* **TASK PROMPT**: Give back exactly the line that contains "What data populates" and all the lines after it in the records below, to the very last, with no other output.
+++ DATA EXCERPTS +++
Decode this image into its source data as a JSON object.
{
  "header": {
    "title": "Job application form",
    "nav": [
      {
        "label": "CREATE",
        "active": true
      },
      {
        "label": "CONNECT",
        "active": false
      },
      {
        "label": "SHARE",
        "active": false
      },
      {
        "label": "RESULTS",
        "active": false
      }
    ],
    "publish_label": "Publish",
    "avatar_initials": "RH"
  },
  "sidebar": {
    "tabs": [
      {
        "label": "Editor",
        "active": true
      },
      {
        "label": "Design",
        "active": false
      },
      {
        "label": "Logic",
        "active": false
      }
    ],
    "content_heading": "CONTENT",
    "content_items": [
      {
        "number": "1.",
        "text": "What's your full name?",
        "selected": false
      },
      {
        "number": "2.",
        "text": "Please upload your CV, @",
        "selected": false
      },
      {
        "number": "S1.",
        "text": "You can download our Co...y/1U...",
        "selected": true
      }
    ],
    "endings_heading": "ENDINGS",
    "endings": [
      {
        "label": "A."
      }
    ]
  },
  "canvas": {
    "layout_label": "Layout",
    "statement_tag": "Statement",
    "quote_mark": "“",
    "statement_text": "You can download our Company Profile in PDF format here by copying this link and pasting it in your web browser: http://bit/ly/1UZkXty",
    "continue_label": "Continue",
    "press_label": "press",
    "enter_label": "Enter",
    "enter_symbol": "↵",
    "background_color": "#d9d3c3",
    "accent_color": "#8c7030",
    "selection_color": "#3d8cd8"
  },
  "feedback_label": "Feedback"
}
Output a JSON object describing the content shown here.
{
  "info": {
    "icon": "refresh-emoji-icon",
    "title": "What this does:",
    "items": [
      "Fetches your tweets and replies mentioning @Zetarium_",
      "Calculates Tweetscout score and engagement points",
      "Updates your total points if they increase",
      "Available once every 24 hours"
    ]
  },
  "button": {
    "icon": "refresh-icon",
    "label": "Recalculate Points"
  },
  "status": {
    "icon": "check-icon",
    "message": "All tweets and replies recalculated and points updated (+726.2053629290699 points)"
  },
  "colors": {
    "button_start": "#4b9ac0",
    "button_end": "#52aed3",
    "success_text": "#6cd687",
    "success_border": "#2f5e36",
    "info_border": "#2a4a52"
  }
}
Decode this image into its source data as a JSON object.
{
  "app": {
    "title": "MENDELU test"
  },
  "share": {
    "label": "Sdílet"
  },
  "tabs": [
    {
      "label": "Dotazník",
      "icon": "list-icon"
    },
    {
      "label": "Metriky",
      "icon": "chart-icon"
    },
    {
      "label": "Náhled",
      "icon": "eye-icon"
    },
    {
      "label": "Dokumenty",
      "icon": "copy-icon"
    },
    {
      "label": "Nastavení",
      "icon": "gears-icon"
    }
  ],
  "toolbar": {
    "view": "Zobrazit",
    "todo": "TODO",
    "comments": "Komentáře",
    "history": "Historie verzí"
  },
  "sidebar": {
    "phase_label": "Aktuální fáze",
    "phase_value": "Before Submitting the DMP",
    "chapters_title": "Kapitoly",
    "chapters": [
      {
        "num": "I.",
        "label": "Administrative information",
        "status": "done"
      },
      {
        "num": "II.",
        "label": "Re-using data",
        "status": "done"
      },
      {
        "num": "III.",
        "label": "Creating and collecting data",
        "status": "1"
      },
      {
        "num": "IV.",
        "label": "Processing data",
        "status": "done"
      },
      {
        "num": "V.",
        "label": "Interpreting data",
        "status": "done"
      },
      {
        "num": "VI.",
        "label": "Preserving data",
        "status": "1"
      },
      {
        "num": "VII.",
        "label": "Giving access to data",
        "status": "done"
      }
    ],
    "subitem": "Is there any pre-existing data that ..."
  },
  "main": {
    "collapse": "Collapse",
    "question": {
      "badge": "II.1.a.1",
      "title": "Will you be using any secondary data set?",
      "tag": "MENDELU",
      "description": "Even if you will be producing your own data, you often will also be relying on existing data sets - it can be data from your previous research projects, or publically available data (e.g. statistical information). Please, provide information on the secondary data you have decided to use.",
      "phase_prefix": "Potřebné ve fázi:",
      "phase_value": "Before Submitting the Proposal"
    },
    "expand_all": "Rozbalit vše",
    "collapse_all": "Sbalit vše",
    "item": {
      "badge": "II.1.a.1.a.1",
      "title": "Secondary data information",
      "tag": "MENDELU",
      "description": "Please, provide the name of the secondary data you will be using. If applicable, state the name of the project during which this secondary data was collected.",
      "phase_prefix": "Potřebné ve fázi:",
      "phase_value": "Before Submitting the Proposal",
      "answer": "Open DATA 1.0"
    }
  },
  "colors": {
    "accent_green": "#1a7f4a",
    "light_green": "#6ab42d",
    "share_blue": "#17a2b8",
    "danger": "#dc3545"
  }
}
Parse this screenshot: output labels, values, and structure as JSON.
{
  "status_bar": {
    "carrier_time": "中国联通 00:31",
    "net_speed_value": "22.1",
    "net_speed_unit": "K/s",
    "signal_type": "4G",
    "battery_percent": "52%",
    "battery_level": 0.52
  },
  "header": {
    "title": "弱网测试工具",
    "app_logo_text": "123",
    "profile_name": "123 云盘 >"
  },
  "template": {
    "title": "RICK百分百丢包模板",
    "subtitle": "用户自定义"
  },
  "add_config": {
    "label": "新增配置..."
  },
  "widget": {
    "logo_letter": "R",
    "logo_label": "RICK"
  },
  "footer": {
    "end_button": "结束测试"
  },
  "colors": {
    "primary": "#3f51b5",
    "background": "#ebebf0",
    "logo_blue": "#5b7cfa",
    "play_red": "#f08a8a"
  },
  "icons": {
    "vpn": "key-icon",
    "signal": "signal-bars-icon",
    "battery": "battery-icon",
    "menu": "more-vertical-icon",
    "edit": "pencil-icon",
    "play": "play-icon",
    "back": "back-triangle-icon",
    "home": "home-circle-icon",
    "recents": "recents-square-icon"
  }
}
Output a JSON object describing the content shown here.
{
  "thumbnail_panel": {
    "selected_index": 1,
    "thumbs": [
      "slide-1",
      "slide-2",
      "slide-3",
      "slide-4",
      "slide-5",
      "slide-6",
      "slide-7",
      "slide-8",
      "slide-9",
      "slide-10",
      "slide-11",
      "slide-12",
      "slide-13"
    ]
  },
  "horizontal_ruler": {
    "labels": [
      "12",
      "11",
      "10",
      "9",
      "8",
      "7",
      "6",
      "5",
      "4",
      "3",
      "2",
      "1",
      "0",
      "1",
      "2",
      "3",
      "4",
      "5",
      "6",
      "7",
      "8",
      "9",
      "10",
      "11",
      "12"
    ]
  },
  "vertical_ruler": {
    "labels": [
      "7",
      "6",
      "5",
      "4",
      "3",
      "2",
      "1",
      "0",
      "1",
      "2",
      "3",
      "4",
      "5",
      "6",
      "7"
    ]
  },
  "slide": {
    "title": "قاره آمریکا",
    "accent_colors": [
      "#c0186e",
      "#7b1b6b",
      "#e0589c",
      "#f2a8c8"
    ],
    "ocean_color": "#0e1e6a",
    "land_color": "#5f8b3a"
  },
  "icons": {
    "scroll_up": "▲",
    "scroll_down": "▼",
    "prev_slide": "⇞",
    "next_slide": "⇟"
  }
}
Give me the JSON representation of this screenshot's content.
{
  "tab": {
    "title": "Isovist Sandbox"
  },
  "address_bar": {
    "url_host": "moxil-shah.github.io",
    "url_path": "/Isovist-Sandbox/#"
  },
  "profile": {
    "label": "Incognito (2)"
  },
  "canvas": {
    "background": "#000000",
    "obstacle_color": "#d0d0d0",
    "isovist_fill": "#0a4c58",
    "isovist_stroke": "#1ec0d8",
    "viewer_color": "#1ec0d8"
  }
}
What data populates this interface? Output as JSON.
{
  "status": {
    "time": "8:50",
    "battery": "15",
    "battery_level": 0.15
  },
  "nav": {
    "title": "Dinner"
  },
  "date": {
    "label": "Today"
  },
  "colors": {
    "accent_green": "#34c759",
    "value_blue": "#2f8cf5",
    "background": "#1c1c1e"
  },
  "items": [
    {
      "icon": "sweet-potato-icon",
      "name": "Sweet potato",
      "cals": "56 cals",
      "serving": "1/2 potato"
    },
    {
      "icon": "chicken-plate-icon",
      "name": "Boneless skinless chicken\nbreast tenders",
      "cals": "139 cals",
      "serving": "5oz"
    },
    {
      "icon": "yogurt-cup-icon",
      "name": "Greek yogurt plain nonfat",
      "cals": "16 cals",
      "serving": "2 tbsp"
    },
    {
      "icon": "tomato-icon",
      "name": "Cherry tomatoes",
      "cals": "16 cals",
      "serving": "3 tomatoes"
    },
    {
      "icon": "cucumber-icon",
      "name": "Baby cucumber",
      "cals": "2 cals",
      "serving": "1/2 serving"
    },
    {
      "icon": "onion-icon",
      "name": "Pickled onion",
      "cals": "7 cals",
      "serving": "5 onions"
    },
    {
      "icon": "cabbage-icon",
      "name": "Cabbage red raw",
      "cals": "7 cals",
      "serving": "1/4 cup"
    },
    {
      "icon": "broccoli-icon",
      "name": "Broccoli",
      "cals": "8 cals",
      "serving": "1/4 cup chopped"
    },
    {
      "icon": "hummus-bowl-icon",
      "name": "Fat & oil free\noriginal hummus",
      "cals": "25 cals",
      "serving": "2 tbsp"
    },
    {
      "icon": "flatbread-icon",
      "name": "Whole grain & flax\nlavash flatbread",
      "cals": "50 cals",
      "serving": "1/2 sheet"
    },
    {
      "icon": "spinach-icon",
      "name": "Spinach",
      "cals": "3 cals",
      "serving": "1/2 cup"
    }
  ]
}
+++
* **WRITTEN RESPONSE**:
What data populates this interface? Output as JSON.
{
  "status": {
    "time": "8:50",
    "battery": "15",
    "battery_level": 0.15
  },
  "nav": {
    "title": "Dinner"
  },
  "date": {
    "label": "Today"
  },
  "colors": {
    "accent_green": "#34c759",
    "value_blue": "#2f8cf5",
    "background": "#1c1c1e"
  },
  "items": [
    {
      "icon": "sweet-potato-icon",
      "name": "Sweet potato",
      "cals": "56 cals",
      "serving": "1/2 potato"
    },
    {
      "icon": "chicken-plate-icon",
      "name": "Boneless skinless chicken\nbreast tenders",
      "cals": "139 cals",
      "serving": "5oz"
    },
    {
      "icon": "yogurt-cup-icon",
      "name": "Greek yogurt plain nonfat",
      "cals": "16 cals",
      "serving": "2 tbsp"
    },
    {
      "icon": "tomato-icon",
      "name": "Cherry tomatoes",
      "cals": "16 cals",
      "serving": "3 tomatoes"
    },
    {
      "icon": "cucumber-icon",
      "name": "Baby cucumber",
      "cals": "2 cals",
      "serving": "1/2 serving"
    },
    {
      "icon": "onion-icon",
      "name": "Pickled onion",
      "cals": "7 cals",
      "serving": "5 onions"
    },
    {
      "icon": "cabbage-icon",
      "name": "Cabbage red raw",
      "cals": "7 cals",
      "serving": "1/4 cup"
    },
    {
      "icon": "broccoli-icon",
      "name": "Broccoli",
      "cals": "8 cals",
      "serving": "1/4 cup chopped"
    },
    {
      "icon": "hummus-bowl-icon",
      "name": "Fat & oil free\noriginal hummus",
      "cals": "25 cals",
      "serving": "2 tbsp"
    },
    {
      "icon": "flatbread-icon",
      "name": "Whole grain & flax\nlavash flatbread",
      "cals": "50 cals",
      "serving": "1/2 sheet"
    },
    {
      "icon": "spinach-icon",
      "name": "Spinach",
      "cals": "3 cals",
      "serving": "1/2 cup"
    }
  ]
}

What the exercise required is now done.